The Clonca Grave Slab on the Isle of Iona, Argyllshire, Scotland.
The stone grave slab has a Caman & Sliothar carved into it.
Iona is only 3 1/2 miles long and 1 1/2 wide and has more sheep than people, but it occupies a special place in Britain's history. It was from there in A.D. 563 that St. Columba set out with 12 followers from Ireland to begin the conversion of Scotland to Christianity. The island also was a target of Norse plunderers and the scene of centuries of clan and religious warfare. Its ancient burial place contains the graves of kings, and its restored abbey and the ruins of a convent date from the 11th century.

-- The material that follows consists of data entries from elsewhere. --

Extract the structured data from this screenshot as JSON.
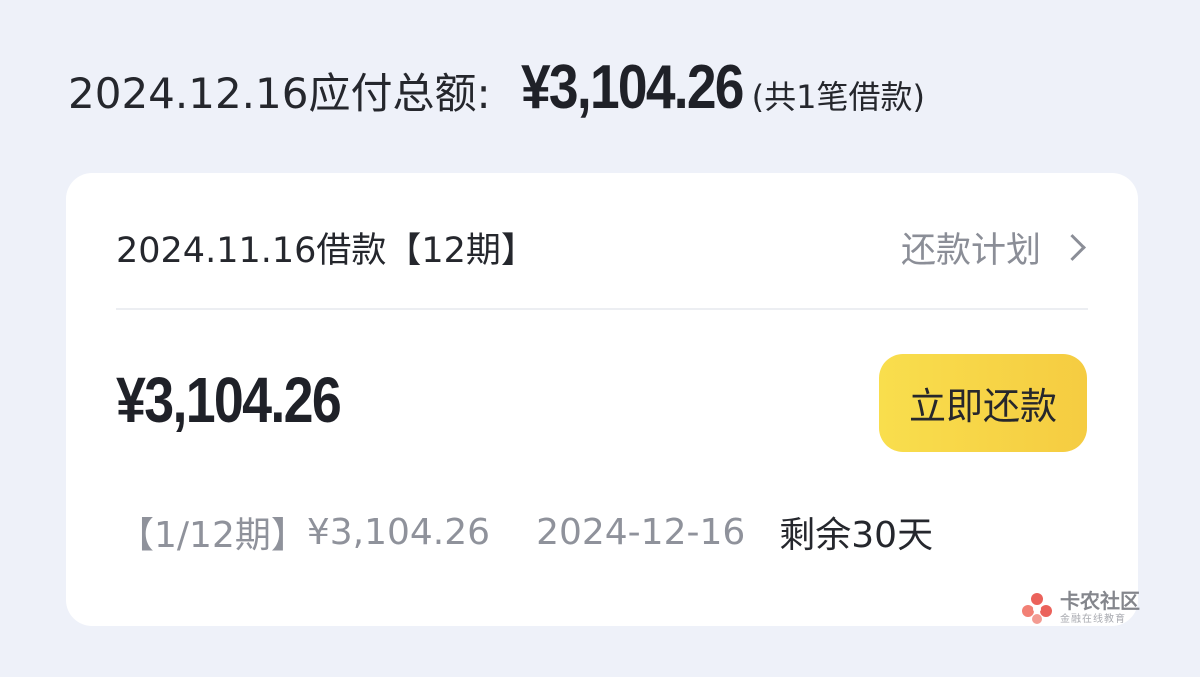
{
  "summary": {
    "label": "2024.12.16应付总额:",
    "amount": "¥3,104.26",
    "count": "(共1笔借款)"
  },
  "loan": {
    "title": "2024.11.16借款【12期】",
    "plan_link": "还款计划",
    "amount": "¥3,104.26",
    "repay_button": "立即还款",
    "installment": {
      "period": "【1/12期】",
      "amount": "¥3,104.26",
      "due_date": "2024-12-16",
      "remaining": "剩余30天"
    }
  },
  "watermark": {
    "name": "卡农社区",
    "tagline": "金融在线教育"
  },
  "colors": {
    "background": "#eef1f9",
    "card": "#ffffff",
    "button_start": "#f9de4d",
    "button_end": "#f5cc41",
    "muted_text": "#8f929b",
    "primary_text": "#24262c",
    "watermark_accent": "#e8473f"
  },
  "icons": {
    "plan_link_icon": "chevron-right-icon",
    "watermark_logo": "kanong-logo-icon"
  }
}
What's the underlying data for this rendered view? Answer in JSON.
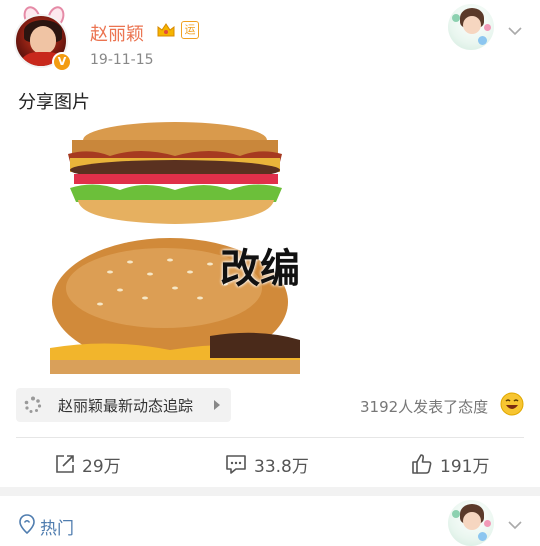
{
  "post": {
    "username": "赵丽颖",
    "vip_badge": "运",
    "verified_mark": "V",
    "timestamp": "19-11-15",
    "text": "分享图片",
    "image_overlay_text": "改编"
  },
  "topic": {
    "label": "赵丽颖最新动态追踪",
    "attitude_text": "3192人发表了态度"
  },
  "actions": {
    "repost_count": "29万",
    "comment_count": "33.8万",
    "like_count": "191万"
  },
  "next_section": {
    "label": "热门"
  },
  "colors": {
    "username": "#eb7350",
    "link": "#507daf",
    "separator": "#f2f2f2"
  }
}
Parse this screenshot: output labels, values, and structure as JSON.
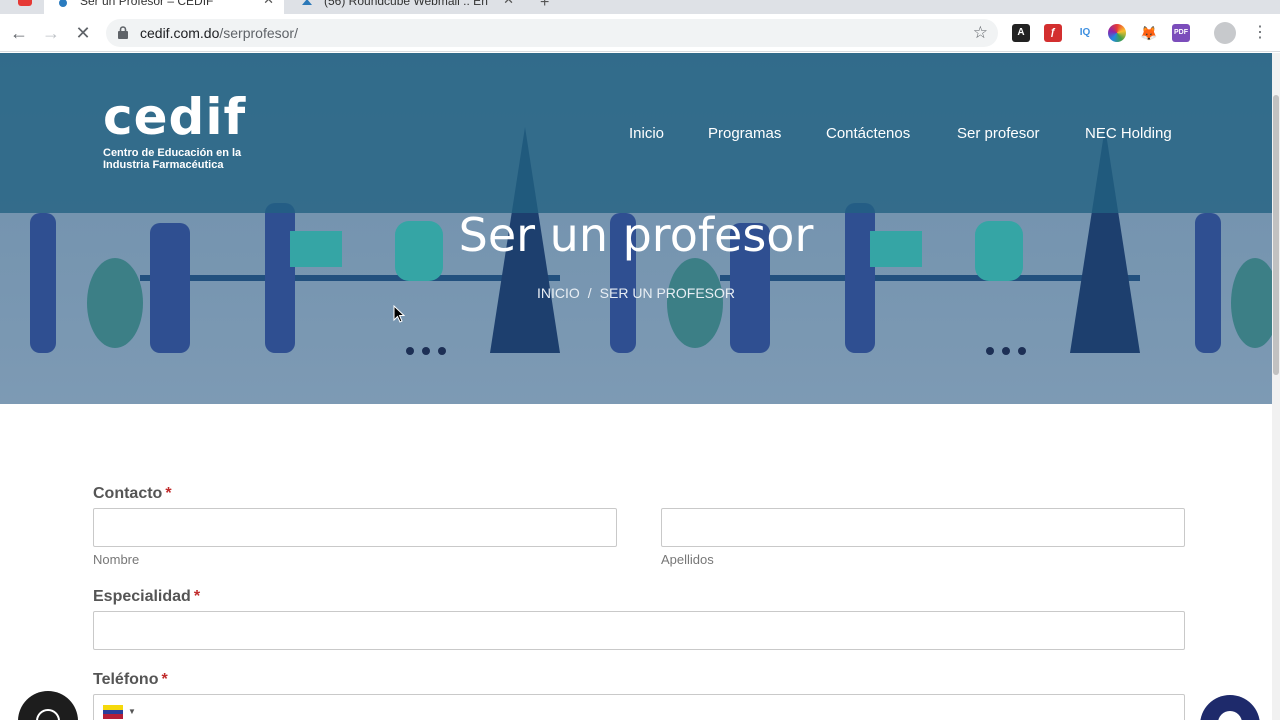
{
  "browser": {
    "tabs": [
      {
        "title": "Ser un Profesor – CEDIF",
        "active": true
      },
      {
        "title": "(56) Roundcube Webmail :: En",
        "active": false
      }
    ],
    "url_domain": "cedif.com.do",
    "url_path": "/serprofesor/",
    "extensions": [
      "acrobat-icon",
      "flash-icon",
      "iq-icon",
      "color-wheel-icon",
      "metamask-icon",
      "pdf-icon"
    ]
  },
  "site": {
    "logo_word": "cedif",
    "logo_sub_line1": "Centro de Educación en la",
    "logo_sub_line2": "Industria Farmacéutica",
    "nav": [
      "Inicio",
      "Programas",
      "Contáctenos",
      "Ser profesor",
      "NEC Holding"
    ],
    "page_title": "Ser un profesor",
    "breadcrumb": {
      "home": "INICIO",
      "separator": "/",
      "current": "SER UN PROFESOR"
    }
  },
  "form": {
    "contacto_label": "Contacto",
    "required_mark": "*",
    "nombre_sublabel": "Nombre",
    "apellidos_sublabel": "Apellidos",
    "especialidad_label": "Especialidad",
    "telefono_label": "Teléfono"
  },
  "colors": {
    "header_overlay": "#216282",
    "hero_bg": "#7d9ab4",
    "required": "#c02b2b",
    "chat_button": "#1e2a6b"
  }
}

The story of Iona reads more like myth than history. Legend holds that when Columba, the descendant of an Irish king, arrived from Ireland with the daunting goal of converting the fearsome Picts to the faith of St. Patrick, he sought to do penance for the slaughter of 3,000 men in battle. He looked for a place from which he could not see his homeland. His boat, a wicker-and-hide coracle, beached at the southern tip of the island, and from there he climbed to the highest point nearby and failed to see his own country. To this day, the grassy spot is known as the Hill With Its Back to Ireland.
Near the northern end of the island Columba's monks established the huts of the first monastery. By 597, the year of Columba's death, he had converted the Picts and the Scots, and much of northern England. His missionaries had spread as far as southern England, France and Switzerland.